10. The method according to claim 7 wherein the mixture of powdered material comprises about 10% to about 60% by volume of cadmium fluoride powder, with the remainder essentially a metal powder from the group consisting of nickel, copper and iron.

11. The method according to claim 7 wherein the mixture of powdered material comprises about 10% to about 60% by volume of gadolinium oxide powder, with the remainder essentially a metal powder from the group consisting of nickel, copper and iron.

12. The method according to claim 7 wherein the mixture of powdered material comprises about 10% to about 60% by volume of europium oxide powder, with the remainder essentially a metal powder from the group consisting of nickel, copper and iron.

13. The method according to claim 7 wherein the mixture of powdered material comprises about 10% to about 60% by volume of a compound from the group consisting of cadmium fluoride, gadolinium oxide and europium oxide, with the remainder essentially a metal powder from the group consisting of nickel, copper and iron.

References Cited in the file of this patent UNITED STATES PATENTS 2,727,996 Rockwell et a1. Dec. 20, 1955 2,781,308 Creutz et a1. Feb. 12, 1957 2,843,543 Christy July 15, 1958 2,859,163 Ploetzet a1. Nov. 4, 1958 2,863,817 Morris- Dec. 9, 1958 2,866,741 Hausner Dec. 30, 1958 OTHER REFERENCES KAPL-l770, June 6, 1957.
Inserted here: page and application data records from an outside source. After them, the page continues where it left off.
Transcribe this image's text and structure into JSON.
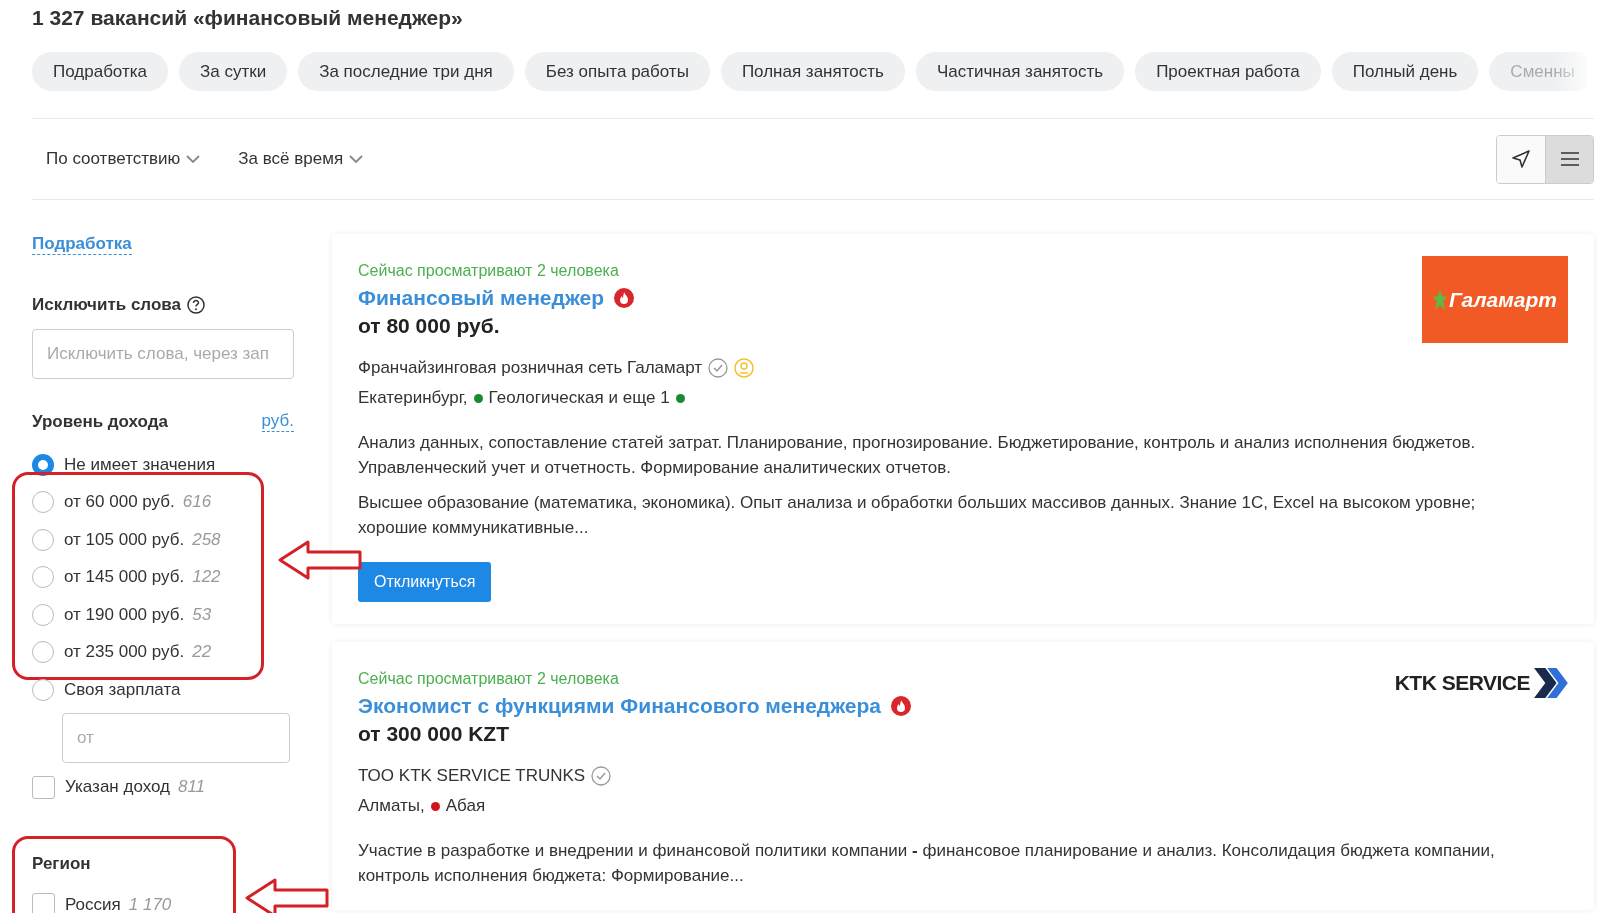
{
  "heading": "1 327 вакансий «финансовый менеджер»",
  "chips": [
    {
      "label": "Подработка",
      "faded": false
    },
    {
      "label": "За сутки",
      "faded": false
    },
    {
      "label": "За последние три дня",
      "faded": false
    },
    {
      "label": "Без опыта работы",
      "faded": false
    },
    {
      "label": "Полная занятость",
      "faded": false
    },
    {
      "label": "Частичная занятость",
      "faded": false
    },
    {
      "label": "Проектная работа",
      "faded": false
    },
    {
      "label": "Полный день",
      "faded": false
    },
    {
      "label": "Сменны",
      "faded": true
    }
  ],
  "sort": [
    {
      "label": "По соответствию"
    },
    {
      "label": "За всё время"
    }
  ],
  "view_toggle": [
    {
      "kind": "map",
      "selected": false
    },
    {
      "kind": "list",
      "selected": true
    }
  ],
  "sidebar": {
    "link": "Подработка",
    "exclude": {
      "label": "Исключить слова",
      "placeholder": "Исключить слова, через зап"
    },
    "income": {
      "label": "Уровень дохода",
      "currency": "руб.",
      "options": [
        {
          "label": "Не имеет значения",
          "selected": true
        },
        {
          "label": "от 60 000 руб.",
          "count": "616",
          "selected": false,
          "highlighted": true
        },
        {
          "label": "от 105 000 руб.",
          "count": "258",
          "selected": false,
          "highlighted": true
        },
        {
          "label": "от 145 000 руб.",
          "count": "122",
          "selected": false,
          "highlighted": true
        },
        {
          "label": "от 190 000 руб.",
          "count": "53",
          "selected": false,
          "highlighted": true
        },
        {
          "label": "от 235 000 руб.",
          "count": "22",
          "selected": false,
          "highlighted": true
        },
        {
          "label": "Своя зарплата",
          "selected": false
        }
      ],
      "custom_placeholder": "от",
      "specified": {
        "label": "Указан доход",
        "count": "811",
        "checked": false
      }
    },
    "region": {
      "label": "Регион",
      "highlighted": true,
      "items": [
        {
          "label": "Россия",
          "count": "1 170",
          "checked": false
        }
      ]
    }
  },
  "vacancies": [
    {
      "viewers": "Сейчас просматривают 2 человека",
      "title": "Финансовый менеджер",
      "hot": true,
      "salary": "от 80 000 руб.",
      "company": "Франчайзинговая розничная сеть Галамарт",
      "verified": true,
      "award": true,
      "logo": {
        "kind": "galamart",
        "text": "Галамарт"
      },
      "city": "Екатеринбург,",
      "stations": [
        {
          "name": "Геологическая и еще 1",
          "color": "#1a8a2e"
        },
        {
          "color": "#1a8a2e"
        }
      ],
      "description": [
        "Анализ данных, сопоставление статей затрат. Планирование, прогнозирование. Бюджетирование, контроль и анализ исполнения бюджетов. Управленческий учет и отчетность. Формирование аналитических отчетов.",
        "Высшее образование (математика, экономика). Опыт анализа и обработки больших массивов данных. Знание 1С, Excel на высоком уровне; хорошие коммуникативные..."
      ],
      "button": "Откликнуться"
    },
    {
      "viewers": "Сейчас просматривают 2 человека",
      "title": "Экономист с функциями Финансового менеджера",
      "hot": true,
      "salary": "от 300 000 KZT",
      "company": "ТОО KTK SERVICE TRUNKS",
      "verified": true,
      "award": false,
      "logo": {
        "kind": "ktk",
        "text": "KTK SERVICE"
      },
      "city": "Алматы,",
      "stations": [
        {
          "name": "Абая",
          "color": "#d0161b"
        }
      ],
      "description": [
        "Участие в разработке и внедрении и финансовой политики компании **-** финансовое планирование и анализ. Консолидация бюджета компании, контроль исполнения бюджета: Формирование..."
      ]
    }
  ]
}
Patent Citations
Cited PatentFiling datePublication dateApplicantTitle
US2727996 *Aug 11, 1952Dec 20, 1955Mckinney Vandry LThermal neutron shield and method for making same
US2781308 *Apr 12, 1945Feb 12, 1957Edward C CreutzNeutronic reactor control
US2843543 *Oct 19, 1945Jul 15, 1958Robert F ChristyNeutronic reactor
US2859163 *Dec 30, 1957Nov 4, 1958Ploetz George LCadmium-rare earth borate glass as reactor control material
US2863817 *Nov 16, 1956Dec 9, 1958William J MorrisReactor coolant tube seal
US2866741 *Dec 8, 1952Dec 30, 1958Hausner Henry HControl rod for a nuclear reactor and method of preparation
Referenced by
Citing PatentFiling datePublication dateApplicantTitle
US3185652 *Apr 29, 1960May 25, 1965Nuclear Corp Of AmericaRefractory rare earth material
US3255083 *Dec 26, 1962Jun 7, 1966Carl N KlahrMethod of flux separation in nuclear reactors and structure therefor
US3491055 *Jun 24, 1965Jan 20, 1970Texaco IncBoron filament-epoxy composite high strength structures
US3510398 *Jun 23, 1967May 5, 1970Phillip M WoodBurnable poison rods
US3950271 *Apr 26, 1974Apr 13, 1976Allied Chemical CorporationNuclear shields
US4626404 *Dec 21, 1983Dec 2, 1986Westinghouse Electric Corp.Annular burnable absorber rod
US5965829 *Apr 14, 1998Oct 12, 1999Reynolds Metals CompanyRadiation absorbing refractory composition
US6332906Mar 24, 1998Dec 25, 2001California Consolidated Technology, Inc.Aluminum-silicon alloy formed from a metal powder
DE1243288B *Nov 25, 1964Jun 29, 1967Combustion EngAbsorberstab fuer Kernreaktoren
Classifications
U.S. Classification419/8, 428/554, 428/560, 419/19, 428/564, 419/14, 976/DIG.291, 252/478, 376/339, 428/562
International ClassificationG21C21/18, G21C21/00
Cooperative ClassificationG21C21/18
European ClassificationG21C21/18